ACTION ITEM |
Lines with the word "Settings": copy all of them from the entries below.

DATASET ENTRIES |
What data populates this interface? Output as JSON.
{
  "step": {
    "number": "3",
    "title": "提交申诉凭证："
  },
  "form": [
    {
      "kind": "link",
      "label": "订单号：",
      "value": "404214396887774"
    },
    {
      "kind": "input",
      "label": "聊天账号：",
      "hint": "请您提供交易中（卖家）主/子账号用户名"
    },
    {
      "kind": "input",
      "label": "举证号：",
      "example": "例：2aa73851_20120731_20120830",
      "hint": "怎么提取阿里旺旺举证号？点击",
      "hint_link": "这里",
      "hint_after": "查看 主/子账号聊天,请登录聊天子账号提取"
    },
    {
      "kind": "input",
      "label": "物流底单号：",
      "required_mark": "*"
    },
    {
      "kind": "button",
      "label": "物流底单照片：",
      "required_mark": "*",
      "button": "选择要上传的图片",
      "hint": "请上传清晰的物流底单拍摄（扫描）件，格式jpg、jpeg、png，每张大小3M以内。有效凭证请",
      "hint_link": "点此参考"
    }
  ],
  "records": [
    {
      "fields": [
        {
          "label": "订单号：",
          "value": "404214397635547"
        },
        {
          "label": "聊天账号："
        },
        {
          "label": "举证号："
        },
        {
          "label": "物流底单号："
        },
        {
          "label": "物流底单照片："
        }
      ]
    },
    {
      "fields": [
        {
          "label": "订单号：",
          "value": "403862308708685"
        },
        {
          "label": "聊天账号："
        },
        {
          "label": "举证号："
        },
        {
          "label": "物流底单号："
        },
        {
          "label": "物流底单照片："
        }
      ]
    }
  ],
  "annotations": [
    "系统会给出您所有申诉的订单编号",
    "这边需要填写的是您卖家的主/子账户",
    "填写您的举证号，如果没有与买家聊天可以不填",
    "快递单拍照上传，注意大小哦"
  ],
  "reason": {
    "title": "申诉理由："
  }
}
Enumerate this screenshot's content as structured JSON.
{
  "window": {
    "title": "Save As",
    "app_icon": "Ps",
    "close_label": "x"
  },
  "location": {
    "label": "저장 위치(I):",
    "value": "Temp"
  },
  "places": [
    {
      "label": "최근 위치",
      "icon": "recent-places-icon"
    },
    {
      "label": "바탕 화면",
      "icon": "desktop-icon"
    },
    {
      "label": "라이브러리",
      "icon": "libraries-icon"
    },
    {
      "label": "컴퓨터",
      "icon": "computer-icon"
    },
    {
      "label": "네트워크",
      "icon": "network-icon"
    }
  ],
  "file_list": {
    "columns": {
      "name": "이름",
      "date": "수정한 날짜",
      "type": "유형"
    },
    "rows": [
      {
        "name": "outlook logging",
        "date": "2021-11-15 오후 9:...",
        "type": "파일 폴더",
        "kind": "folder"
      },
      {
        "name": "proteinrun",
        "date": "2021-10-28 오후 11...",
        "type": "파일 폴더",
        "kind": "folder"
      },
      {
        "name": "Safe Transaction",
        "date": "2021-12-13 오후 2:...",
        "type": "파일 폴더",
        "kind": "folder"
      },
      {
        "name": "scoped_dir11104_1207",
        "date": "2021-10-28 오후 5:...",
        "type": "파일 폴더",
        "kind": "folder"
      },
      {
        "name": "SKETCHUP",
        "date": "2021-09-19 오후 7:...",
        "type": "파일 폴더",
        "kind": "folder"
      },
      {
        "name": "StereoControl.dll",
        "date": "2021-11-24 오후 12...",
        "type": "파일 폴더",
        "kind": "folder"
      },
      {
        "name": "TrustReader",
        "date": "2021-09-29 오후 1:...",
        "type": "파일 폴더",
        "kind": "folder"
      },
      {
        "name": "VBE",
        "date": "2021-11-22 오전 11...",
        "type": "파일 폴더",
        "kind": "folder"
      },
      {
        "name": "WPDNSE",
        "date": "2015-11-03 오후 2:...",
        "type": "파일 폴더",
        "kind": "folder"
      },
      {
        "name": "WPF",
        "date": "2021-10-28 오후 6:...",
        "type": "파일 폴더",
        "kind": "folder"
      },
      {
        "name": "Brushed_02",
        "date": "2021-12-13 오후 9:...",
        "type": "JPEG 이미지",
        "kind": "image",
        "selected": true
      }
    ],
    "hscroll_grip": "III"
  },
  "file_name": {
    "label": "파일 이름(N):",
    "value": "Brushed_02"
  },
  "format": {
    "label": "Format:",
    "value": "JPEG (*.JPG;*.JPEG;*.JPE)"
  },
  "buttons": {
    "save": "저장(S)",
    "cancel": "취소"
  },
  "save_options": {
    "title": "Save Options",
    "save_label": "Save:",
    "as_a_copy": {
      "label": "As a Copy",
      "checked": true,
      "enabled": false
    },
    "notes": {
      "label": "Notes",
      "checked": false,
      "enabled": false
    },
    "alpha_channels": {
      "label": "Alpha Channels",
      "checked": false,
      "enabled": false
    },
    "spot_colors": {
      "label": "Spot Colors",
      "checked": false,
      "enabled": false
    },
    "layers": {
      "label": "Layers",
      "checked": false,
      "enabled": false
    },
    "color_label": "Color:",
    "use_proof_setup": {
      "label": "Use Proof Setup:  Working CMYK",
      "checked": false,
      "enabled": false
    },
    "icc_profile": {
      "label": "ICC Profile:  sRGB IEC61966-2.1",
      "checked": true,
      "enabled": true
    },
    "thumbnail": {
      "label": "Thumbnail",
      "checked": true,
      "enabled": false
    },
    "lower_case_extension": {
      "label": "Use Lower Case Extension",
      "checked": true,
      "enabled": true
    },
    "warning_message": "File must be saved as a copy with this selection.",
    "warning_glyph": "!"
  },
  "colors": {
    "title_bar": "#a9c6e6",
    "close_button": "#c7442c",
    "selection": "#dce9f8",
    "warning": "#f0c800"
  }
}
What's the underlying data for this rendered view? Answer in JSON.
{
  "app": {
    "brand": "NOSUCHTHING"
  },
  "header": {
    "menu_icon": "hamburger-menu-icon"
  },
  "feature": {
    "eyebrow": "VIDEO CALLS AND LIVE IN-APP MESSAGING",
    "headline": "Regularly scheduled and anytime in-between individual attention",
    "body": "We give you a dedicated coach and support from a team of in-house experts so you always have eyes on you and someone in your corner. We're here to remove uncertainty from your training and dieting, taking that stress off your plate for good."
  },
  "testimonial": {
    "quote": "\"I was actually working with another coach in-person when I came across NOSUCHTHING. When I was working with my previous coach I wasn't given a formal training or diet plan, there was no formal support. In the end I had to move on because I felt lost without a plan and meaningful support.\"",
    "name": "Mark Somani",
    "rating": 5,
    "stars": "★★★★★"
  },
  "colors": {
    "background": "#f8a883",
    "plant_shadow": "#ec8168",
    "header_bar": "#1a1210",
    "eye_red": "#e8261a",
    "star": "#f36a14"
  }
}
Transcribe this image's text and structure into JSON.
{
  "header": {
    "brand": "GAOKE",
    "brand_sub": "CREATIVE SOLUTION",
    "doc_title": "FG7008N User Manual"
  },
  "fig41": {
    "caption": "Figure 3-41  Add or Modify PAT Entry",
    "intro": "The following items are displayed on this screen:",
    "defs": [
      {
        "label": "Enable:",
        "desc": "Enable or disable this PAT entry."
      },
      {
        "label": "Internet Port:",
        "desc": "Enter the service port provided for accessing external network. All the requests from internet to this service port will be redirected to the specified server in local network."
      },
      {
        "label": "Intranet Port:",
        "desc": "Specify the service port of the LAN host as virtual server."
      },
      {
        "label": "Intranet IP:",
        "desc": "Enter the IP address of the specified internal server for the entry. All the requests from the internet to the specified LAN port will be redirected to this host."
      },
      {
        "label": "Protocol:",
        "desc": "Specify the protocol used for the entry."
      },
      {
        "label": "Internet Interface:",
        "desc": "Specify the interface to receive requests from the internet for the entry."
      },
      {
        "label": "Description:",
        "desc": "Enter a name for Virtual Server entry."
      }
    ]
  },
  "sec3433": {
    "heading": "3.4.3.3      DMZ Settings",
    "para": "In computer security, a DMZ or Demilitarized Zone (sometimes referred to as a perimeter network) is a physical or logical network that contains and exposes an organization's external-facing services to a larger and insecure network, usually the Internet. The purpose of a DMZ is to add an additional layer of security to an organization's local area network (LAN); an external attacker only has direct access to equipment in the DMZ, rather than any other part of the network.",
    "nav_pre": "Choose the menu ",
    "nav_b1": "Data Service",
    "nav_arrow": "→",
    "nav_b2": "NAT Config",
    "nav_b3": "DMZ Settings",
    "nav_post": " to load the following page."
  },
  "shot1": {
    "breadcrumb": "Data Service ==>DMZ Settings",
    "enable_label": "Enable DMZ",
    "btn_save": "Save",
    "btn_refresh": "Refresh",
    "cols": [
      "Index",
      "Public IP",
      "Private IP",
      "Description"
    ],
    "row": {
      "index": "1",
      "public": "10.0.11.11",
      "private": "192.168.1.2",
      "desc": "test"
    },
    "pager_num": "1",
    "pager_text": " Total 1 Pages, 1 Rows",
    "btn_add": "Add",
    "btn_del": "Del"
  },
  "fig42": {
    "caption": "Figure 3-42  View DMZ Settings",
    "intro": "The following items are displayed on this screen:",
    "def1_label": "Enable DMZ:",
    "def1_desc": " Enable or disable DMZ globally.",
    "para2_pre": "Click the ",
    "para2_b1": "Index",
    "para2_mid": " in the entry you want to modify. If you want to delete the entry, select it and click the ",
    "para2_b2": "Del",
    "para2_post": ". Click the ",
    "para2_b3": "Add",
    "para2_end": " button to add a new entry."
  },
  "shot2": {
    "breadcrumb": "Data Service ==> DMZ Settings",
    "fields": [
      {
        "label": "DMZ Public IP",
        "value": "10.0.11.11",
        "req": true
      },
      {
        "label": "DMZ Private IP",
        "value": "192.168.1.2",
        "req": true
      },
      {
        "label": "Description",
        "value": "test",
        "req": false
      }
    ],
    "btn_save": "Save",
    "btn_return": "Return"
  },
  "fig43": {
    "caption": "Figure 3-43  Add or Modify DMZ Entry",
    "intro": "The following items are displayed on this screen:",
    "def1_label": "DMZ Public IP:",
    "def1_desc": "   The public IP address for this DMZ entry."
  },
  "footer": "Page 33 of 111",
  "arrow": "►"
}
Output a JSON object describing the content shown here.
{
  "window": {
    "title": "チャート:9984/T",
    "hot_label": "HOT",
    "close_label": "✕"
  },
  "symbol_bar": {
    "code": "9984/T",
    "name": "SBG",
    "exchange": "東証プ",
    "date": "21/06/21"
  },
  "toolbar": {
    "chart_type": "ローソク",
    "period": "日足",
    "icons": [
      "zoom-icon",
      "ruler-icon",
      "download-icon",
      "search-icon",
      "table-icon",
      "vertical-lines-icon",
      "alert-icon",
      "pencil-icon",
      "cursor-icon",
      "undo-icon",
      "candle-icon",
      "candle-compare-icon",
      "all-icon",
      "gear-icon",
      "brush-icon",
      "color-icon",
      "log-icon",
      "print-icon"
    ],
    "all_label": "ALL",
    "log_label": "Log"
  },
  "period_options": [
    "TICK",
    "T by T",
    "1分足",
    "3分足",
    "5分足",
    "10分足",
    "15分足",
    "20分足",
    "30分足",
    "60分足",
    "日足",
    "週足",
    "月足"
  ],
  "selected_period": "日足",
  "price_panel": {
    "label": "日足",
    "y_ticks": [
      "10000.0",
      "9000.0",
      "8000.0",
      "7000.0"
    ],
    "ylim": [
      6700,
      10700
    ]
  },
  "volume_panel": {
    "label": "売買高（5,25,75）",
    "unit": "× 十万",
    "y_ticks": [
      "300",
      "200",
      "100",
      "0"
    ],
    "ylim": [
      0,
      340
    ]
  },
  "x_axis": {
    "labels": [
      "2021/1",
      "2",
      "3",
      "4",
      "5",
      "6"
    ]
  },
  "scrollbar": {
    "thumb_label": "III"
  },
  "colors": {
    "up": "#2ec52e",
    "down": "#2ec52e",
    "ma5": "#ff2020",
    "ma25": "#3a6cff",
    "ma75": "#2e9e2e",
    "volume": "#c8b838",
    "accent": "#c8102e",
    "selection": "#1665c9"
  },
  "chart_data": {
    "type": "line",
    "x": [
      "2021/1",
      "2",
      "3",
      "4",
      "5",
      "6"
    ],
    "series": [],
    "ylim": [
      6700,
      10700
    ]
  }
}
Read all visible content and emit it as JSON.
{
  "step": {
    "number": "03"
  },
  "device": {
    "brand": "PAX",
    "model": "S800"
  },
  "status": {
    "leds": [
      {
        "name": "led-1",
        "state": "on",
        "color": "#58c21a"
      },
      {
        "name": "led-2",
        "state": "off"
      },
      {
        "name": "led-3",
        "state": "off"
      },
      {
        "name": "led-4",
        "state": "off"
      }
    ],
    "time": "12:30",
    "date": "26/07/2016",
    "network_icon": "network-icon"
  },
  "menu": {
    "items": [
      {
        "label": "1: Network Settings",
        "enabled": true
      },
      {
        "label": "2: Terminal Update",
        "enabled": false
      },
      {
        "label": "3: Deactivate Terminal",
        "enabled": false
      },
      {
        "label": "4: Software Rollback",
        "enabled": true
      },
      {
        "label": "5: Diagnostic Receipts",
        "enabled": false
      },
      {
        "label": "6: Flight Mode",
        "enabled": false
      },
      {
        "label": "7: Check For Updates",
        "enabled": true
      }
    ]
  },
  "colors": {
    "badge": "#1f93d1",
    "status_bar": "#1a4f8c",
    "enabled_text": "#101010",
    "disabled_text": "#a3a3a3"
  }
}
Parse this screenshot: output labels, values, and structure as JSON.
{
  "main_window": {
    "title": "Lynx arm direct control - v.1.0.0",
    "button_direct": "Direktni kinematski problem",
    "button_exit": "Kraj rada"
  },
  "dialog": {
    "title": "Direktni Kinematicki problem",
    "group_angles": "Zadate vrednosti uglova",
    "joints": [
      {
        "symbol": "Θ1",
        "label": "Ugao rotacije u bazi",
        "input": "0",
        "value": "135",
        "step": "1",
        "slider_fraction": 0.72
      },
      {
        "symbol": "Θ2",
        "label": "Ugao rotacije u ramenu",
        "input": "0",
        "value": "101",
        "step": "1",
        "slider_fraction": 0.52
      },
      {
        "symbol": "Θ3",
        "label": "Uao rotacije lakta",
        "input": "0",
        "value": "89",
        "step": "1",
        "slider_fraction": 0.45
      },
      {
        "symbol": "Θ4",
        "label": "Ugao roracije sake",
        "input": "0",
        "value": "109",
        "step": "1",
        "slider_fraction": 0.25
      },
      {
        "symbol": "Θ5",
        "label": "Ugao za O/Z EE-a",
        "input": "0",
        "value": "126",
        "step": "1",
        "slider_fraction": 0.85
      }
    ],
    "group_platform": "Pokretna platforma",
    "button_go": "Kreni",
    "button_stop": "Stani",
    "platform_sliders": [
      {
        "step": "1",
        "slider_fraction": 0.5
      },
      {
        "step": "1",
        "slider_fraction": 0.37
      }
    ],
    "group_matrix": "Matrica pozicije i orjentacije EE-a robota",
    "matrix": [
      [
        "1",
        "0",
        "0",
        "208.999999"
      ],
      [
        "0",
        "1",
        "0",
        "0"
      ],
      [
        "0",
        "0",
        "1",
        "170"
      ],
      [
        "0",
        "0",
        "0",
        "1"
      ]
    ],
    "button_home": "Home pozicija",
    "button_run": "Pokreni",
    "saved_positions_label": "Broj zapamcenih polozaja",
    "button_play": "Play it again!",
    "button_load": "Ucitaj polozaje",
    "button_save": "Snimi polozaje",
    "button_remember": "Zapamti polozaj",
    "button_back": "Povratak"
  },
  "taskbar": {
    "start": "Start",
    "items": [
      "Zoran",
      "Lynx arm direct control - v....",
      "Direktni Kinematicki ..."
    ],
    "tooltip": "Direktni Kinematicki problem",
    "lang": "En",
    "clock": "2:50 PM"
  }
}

OUTPUT OF THE TASK |
    "heading": "3.4.3.3      DMZ Settings",
    "nav_b3": "DMZ Settings",
    "breadcrumb": "Data Service ==>DMZ Settings",
    "caption": "Figure 3-42  View DMZ Settings",
    "breadcrumb": "Data Service ==> DMZ Settings",
        "label": "1: Network Settings",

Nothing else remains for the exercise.